TASK ITEM: Type out all the records word for word. Any pictures are to be left out.

EXTRACTED INFORMATION:
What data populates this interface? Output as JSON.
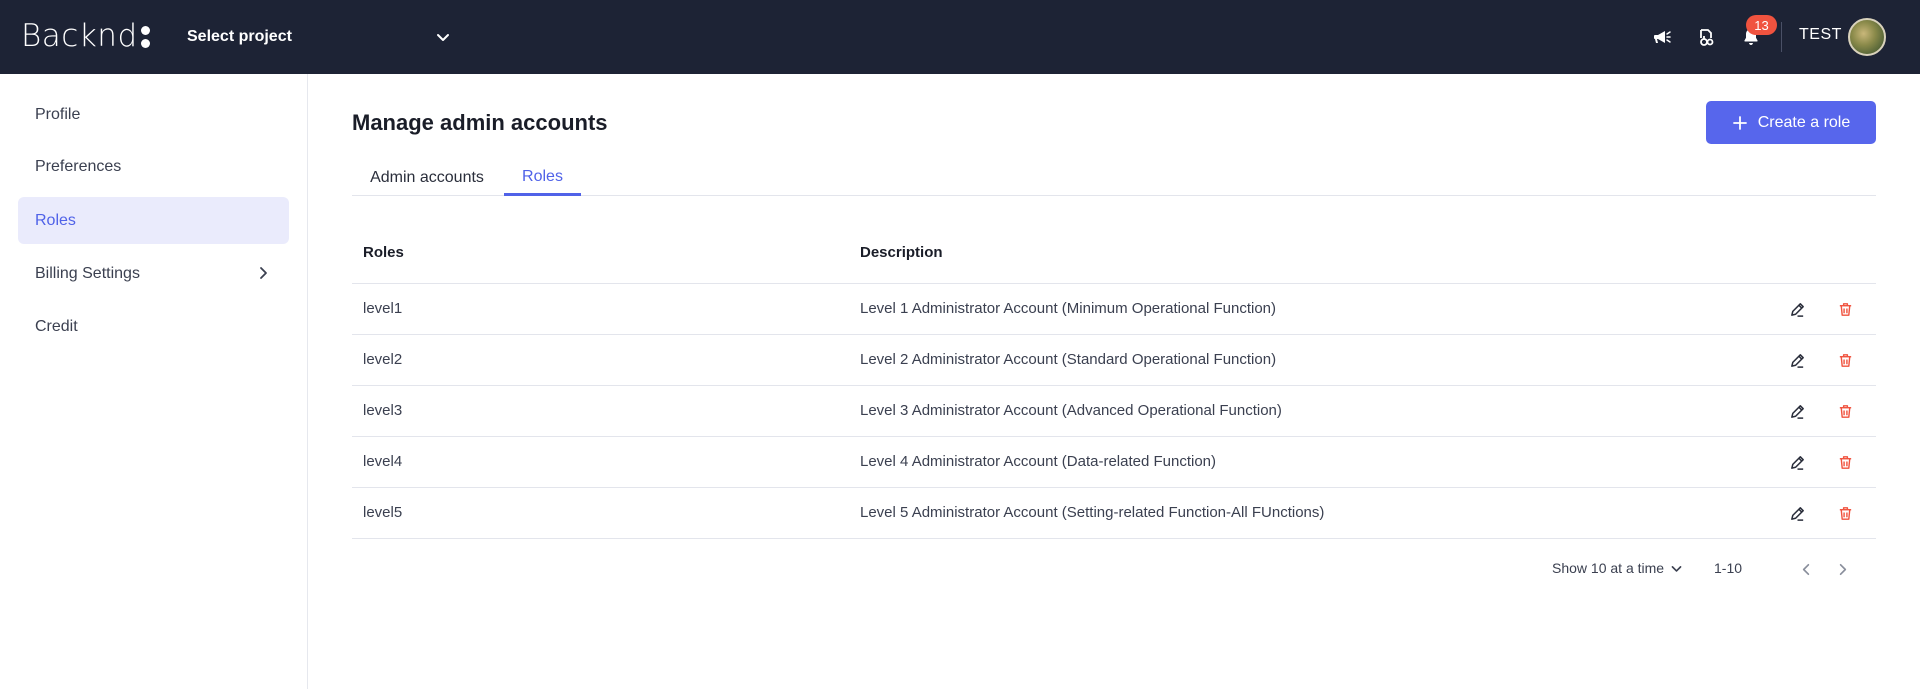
{
  "header": {
    "logo_text": "Backnd",
    "project_select": "Select project",
    "notification_count": "13",
    "user_name": "TEST"
  },
  "sidebar": {
    "items": [
      {
        "label": "Profile"
      },
      {
        "label": "Preferences"
      },
      {
        "label": "Roles"
      },
      {
        "label": "Billing Settings"
      },
      {
        "label": "Credit"
      }
    ]
  },
  "main": {
    "title": "Manage admin accounts",
    "create_button": "Create a role",
    "tabs": [
      {
        "label": "Admin accounts"
      },
      {
        "label": "Roles"
      }
    ],
    "table": {
      "columns": [
        "Roles",
        "Description"
      ],
      "rows": [
        {
          "role": "level1",
          "description": "Level 1 Administrator Account (Minimum Operational Function)"
        },
        {
          "role": "level2",
          "description": "Level 2 Administrator Account (Standard Operational Function)"
        },
        {
          "role": "level3",
          "description": "Level 3 Administrator Account (Advanced Operational Function)"
        },
        {
          "role": "level4",
          "description": "Level 4 Administrator Account (Data-related Function)"
        },
        {
          "role": "level5",
          "description": "Level 5 Administrator Account (Setting-related Function-All FUnctions)"
        }
      ]
    },
    "pagination": {
      "page_size": "Show 10 at a time",
      "range": "1-10"
    }
  },
  "colors": {
    "topbar": "#1d2335",
    "accent": "#5766ec",
    "active_bg": "#eaebfc",
    "badge": "#f0533f",
    "delete": "#f0533f"
  },
  "icons": {
    "megaphone": "megaphone-icon",
    "support": "support-icon",
    "bell": "bell-icon",
    "edit": "pencil-icon",
    "delete": "trash-icon"
  }
}
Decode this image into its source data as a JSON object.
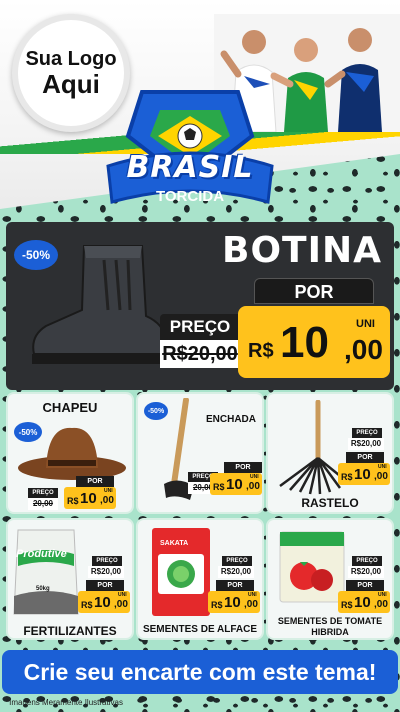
{
  "colors": {
    "accent_blue": "#1b5fd6",
    "price_yellow": "#ffc21c",
    "dark_panel": "#2d2f32",
    "pattern_mint": "#a9e3cb",
    "brand_green": "#2aa84a"
  },
  "header": {
    "logo_line1": "Sua Logo",
    "logo_line2": "Aqui",
    "badge_title": "BRASIL",
    "badge_subtitle": "TORCIDA"
  },
  "featured": {
    "name": "BOTINA",
    "discount": "-50%",
    "por_label": "POR",
    "preco_label": "PREÇO",
    "old_price": "R$20,00",
    "currency": "R$",
    "price_int": "10",
    "price_dec": ",00",
    "unit": "UNI"
  },
  "products": [
    {
      "name": "CHAPEU",
      "discount": "-50%",
      "preco_label": "PREÇO",
      "old_price": "20,00",
      "por_label": "POR",
      "currency": "R$",
      "price_int": "10",
      "price_dec": ",00",
      "unit": "UNI"
    },
    {
      "name": "ENCHADA",
      "discount": "-50%",
      "preco_label": "PREÇO",
      "old_price": "20,00",
      "por_label": "POR",
      "currency": "R$",
      "price_int": "10",
      "price_dec": ",00",
      "unit": "UNI"
    },
    {
      "name": "RASTELO",
      "preco_label": "PREÇO",
      "old_price": "R$20,00",
      "por_label": "POR",
      "currency": "R$",
      "price_int": "10",
      "price_dec": ",00",
      "unit": "UNI"
    },
    {
      "name": "FERTILIZANTES",
      "pack_brand": "Produtive",
      "pack_weight": "50kg",
      "preco_label": "PREÇO",
      "old_price": "R$20,00",
      "por_label": "POR",
      "currency": "R$",
      "price_int": "10",
      "price_dec": ",00",
      "unit": "UNI"
    },
    {
      "name": "SEMENTES DE ALFACE",
      "pack_brand": "SAKATA",
      "preco_label": "PREÇO",
      "old_price": "R$20,00",
      "por_label": "POR",
      "currency": "R$",
      "price_int": "10",
      "price_dec": ",00",
      "unit": "UNI"
    },
    {
      "name": "SEMENTES DE TOMATE HIBRIDA",
      "preco_label": "PREÇO",
      "old_price": "R$20,00",
      "por_label": "POR",
      "currency": "R$",
      "price_int": "10",
      "price_dec": ",00",
      "unit": "UNI"
    }
  ],
  "footer": {
    "cta": "Crie seu encarte com este tema!",
    "disclaimer": "*Imagens Meramente Ilustrativas"
  }
}
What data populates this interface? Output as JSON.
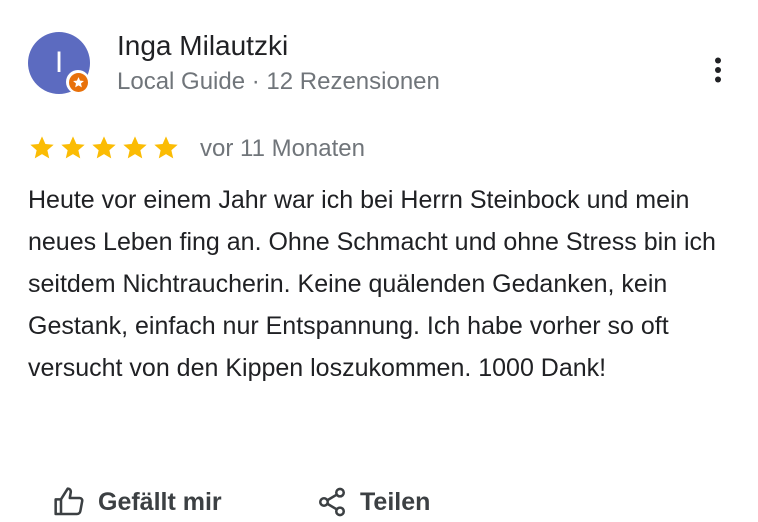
{
  "reviewer": {
    "avatar_initial": "I",
    "name": "Inga Milautzki",
    "meta": "Local Guide · 12 Rezensionen",
    "badge_icon": "local-guide-star-badge"
  },
  "rating": {
    "stars": 5,
    "max_stars": 5,
    "star_color": "#fbbc04",
    "time": "vor 11 Monaten"
  },
  "review": {
    "text": "Heute vor einem Jahr war ich bei Herrn Steinbock und mein neues Leben fing an. Ohne Schmacht und ohne Stress bin ich seitdem Nichtraucherin. Keine quälenden Gedanken, kein Gestank, einfach nur Entspannung. Ich habe vorher so oft versucht von den Kippen loszukommen. 1000 Dank!"
  },
  "actions": {
    "like_label": "Gefällt mir",
    "share_label": "Teilen"
  },
  "colors": {
    "avatar_bg": "#5c6bc0",
    "badge": "#e8710a",
    "secondary_text": "#70757a"
  }
}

THE ANSWER:
What data populates this interface? Output as JSON.
{
  "header": {
    "logo_text": "Backnd",
    "project_select": "Select project",
    "notification_count": "13",
    "user_name": "TEST"
  },
  "sidebar": {
    "items": [
      {
        "label": "Profile"
      },
      {
        "label": "Preferences"
      },
      {
        "label": "Roles"
      },
      {
        "label": "Billing Settings"
      },
      {
        "label": "Credit"
      }
    ]
  },
  "main": {
    "title": "Manage admin accounts",
    "create_button": "Create a role",
    "tabs": [
      {
        "label": "Admin accounts"
      },
      {
        "label": "Roles"
      }
    ],
    "table": {
      "columns": [
        "Roles",
        "Description"
      ],
      "rows": [
        {
          "role": "level1",
          "description": "Level 1 Administrator Account (Minimum Operational Function)"
        },
        {
          "role": "level2",
          "description": "Level 2 Administrator Account (Standard Operational Function)"
        },
        {
          "role": "level3",
          "description": "Level 3 Administrator Account (Advanced Operational Function)"
        },
        {
          "role": "level4",
          "description": "Level 4 Administrator Account (Data-related Function)"
        },
        {
          "role": "level5",
          "description": "Level 5 Administrator Account (Setting-related Function-All FUnctions)"
        }
      ]
    },
    "pagination": {
      "page_size": "Show 10 at a time",
      "range": "1-10"
    }
  },
  "colors": {
    "topbar": "#1d2335",
    "accent": "#5766ec",
    "active_bg": "#eaebfc",
    "badge": "#f0533f",
    "delete": "#f0533f"
  },
  "icons": {
    "megaphone": "megaphone-icon",
    "support": "support-icon",
    "bell": "bell-icon",
    "edit": "pencil-icon",
    "delete": "trash-icon"
  }
}
Decode this image into its source data as a JSON object.
{
  "colors": {
    "accent_blue": "#1b5fd6",
    "price_yellow": "#ffc21c",
    "dark_panel": "#2d2f32",
    "pattern_mint": "#a9e3cb",
    "brand_green": "#2aa84a"
  },
  "header": {
    "logo_line1": "Sua Logo",
    "logo_line2": "Aqui",
    "badge_title": "BRASIL",
    "badge_subtitle": "TORCIDA"
  },
  "featured": {
    "name": "BOTINA",
    "discount": "-50%",
    "por_label": "POR",
    "preco_label": "PREÇO",
    "old_price": "R$20,00",
    "currency": "R$",
    "price_int": "10",
    "price_dec": ",00",
    "unit": "UNI"
  },
  "products": [
    {
      "name": "CHAPEU",
      "discount": "-50%",
      "preco_label": "PREÇO",
      "old_price": "20,00",
      "por_label": "POR",
      "currency": "R$",
      "price_int": "10",
      "price_dec": ",00",
      "unit": "UNI"
    },
    {
      "name": "ENCHADA",
      "discount": "-50%",
      "preco_label": "PREÇO",
      "old_price": "20,00",
      "por_label": "POR",
      "currency": "R$",
      "price_int": "10",
      "price_dec": ",00",
      "unit": "UNI"
    },
    {
      "name": "RASTELO",
      "preco_label": "PREÇO",
      "old_price": "R$20,00",
      "por_label": "POR",
      "currency": "R$",
      "price_int": "10",
      "price_dec": ",00",
      "unit": "UNI"
    },
    {
      "name": "FERTILIZANTES",
      "pack_brand": "Produtive",
      "pack_weight": "50kg",
      "preco_label": "PREÇO",
      "old_price": "R$20,00",
      "por_label": "POR",
      "currency": "R$",
      "price_int": "10",
      "price_dec": ",00",
      "unit": "UNI"
    },
    {
      "name": "SEMENTES DE ALFACE",
      "pack_brand": "SAKATA",
      "preco_label": "PREÇO",
      "old_price": "R$20,00",
      "por_label": "POR",
      "currency": "R$",
      "price_int": "10",
      "price_dec": ",00",
      "unit": "UNI"
    },
    {
      "name": "SEMENTES DE TOMATE HIBRIDA",
      "preco_label": "PREÇO",
      "old_price": "R$20,00",
      "por_label": "POR",
      "currency": "R$",
      "price_int": "10",
      "price_dec": ",00",
      "unit": "UNI"
    }
  ],
  "footer": {
    "cta": "Crie seu encarte com este tema!",
    "disclaimer": "*Imagens Meramente Ilustrativas"
  }
}
What data populates this interface? Output as JSON.
{
  "reviewer": {
    "avatar_initial": "I",
    "name": "Inga Milautzki",
    "meta": "Local Guide · 12 Rezensionen",
    "badge_icon": "local-guide-star-badge"
  },
  "rating": {
    "stars": 5,
    "max_stars": 5,
    "star_color": "#fbbc04",
    "time": "vor 11 Monaten"
  },
  "review": {
    "text": "Heute vor einem Jahr war ich bei Herrn Steinbock und mein neues Leben fing an. Ohne Schmacht und ohne Stress bin ich seitdem Nichtraucherin. Keine quälenden Gedanken, kein Gestank, einfach nur Entspannung. Ich habe vorher so oft versucht von den Kippen loszukommen. 1000 Dank!"
  },
  "actions": {
    "like_label": "Gefällt mir",
    "share_label": "Teilen"
  },
  "colors": {
    "avatar_bg": "#5c6bc0",
    "badge": "#e8710a",
    "secondary_text": "#70757a"
  }
}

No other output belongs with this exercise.